    -Tommy C.

    · Poacher Alert
    It’s that time again when trout fishing violations may been seen on our DH streams. What should you do? Here’s some advice on how to handle all kinds of situations:
    And memorize our ranger hotline!

    · Wading Safety
    Winter’s high, muddy, cold water is hazardous to your long-term fishing plans. Stay alive by practicing some of the following tips. Always employ a wading staff, belt, and a buddy, and use common sense. Make sure you have two flashlights and a butane lighter in your fly vest and a change of dry clothes in your vehicle. A few stockers aren’t worth your life. Great stuff in here:

    · The Chattooga Bird has Flown!
    This old video will illustrate the operation well. And it has a great soundtrack!
    WRD trout stocking coordinator John Lee Thomson said that the Forest Service slipped the bird in ahead of the rain this week and got both our fish and the SCDNR fish in the water, both in the DH section and in the ten upstream miles of river backcountry. Kudos to SCDNR’s Walhalla Hatchery for some outstanding stockers again this year!

    · Chattooga Fishing Info for Newbies
    Since it’s gonna feel like winter outside, use some of these winter fishing techniques and Rabunite observations on flow levels to plan a successful trip up there soon.

    · Free Trout Fishing Book
    Smokies tactics work just fine throughout our Southeastern freestone streams.

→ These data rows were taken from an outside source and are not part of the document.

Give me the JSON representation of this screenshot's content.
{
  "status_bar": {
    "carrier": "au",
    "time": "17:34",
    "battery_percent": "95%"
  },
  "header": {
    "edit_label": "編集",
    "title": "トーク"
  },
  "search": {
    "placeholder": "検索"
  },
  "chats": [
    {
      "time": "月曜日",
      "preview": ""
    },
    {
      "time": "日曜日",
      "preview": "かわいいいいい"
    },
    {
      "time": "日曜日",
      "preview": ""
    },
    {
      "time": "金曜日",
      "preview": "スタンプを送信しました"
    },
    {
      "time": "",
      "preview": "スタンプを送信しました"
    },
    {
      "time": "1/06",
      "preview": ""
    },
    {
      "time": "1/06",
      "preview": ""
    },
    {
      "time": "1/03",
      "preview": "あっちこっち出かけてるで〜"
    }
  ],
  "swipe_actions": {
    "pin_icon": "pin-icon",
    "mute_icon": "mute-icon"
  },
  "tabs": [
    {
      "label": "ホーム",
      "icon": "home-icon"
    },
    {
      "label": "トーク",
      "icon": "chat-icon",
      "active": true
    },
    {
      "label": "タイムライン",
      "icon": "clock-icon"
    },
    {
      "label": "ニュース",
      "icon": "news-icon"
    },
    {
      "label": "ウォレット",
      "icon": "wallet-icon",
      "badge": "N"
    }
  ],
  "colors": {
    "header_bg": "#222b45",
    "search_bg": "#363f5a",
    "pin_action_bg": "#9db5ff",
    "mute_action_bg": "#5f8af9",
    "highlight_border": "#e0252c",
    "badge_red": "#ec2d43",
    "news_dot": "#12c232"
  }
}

    As we close this week’s report, let’s remember the reason that some of us have a three-day weekend:
    Happy Veterans Day. More importantly, let’s remember all of our vets for giving us the freedom to fish. If you have a chance, thank a vet. Better yet, take a vet fishing. You’ll be glad you did. I sure am![0]=68.ARCVaPOLAPAHVDQ4xMlsSYxY_r7Ampcv6zb8jmyAiRGpcD-NQ7gKuuTEGanTmfCdY3Pm1-5vZZebH5kjnblKFSl4zPT055rzbrm1q9rVRicxp7nBv0tXHqXM y5GWXEdUoX2nl_RvMq_kQdHOv9ksr7YR7dZUfG7ysYXhiAWOMH OVfVeMbKLxk4dujrET4Hhrb3IkKiY8Kk2Ew7GG2cUlBg9fi967 KaLsTOk2Wn00m8yz4NfSmGj5I579Phh9Wqq29btvQJwJzUER2Z 8_GmxQD6dcng466Sw6V3oHlaV_e_SHBpw6TTQEv7GCcon_mnuf iiisiCBjpU0ZJP4lGk_-RacngQ&__tn__=-R

    Thanks again for your fishing license and license plate dollars. Hopefully you feel that we’re putting them to good use across north Georgia. And thank you Vets for our freedom to fish!!!!

    Jeff Durniak
    North Georgia Region Fisheries Supervisor

    Wildlife Resources Division

    Want to Help Ease DNR's Budget Woes? Buy a TU license Plate!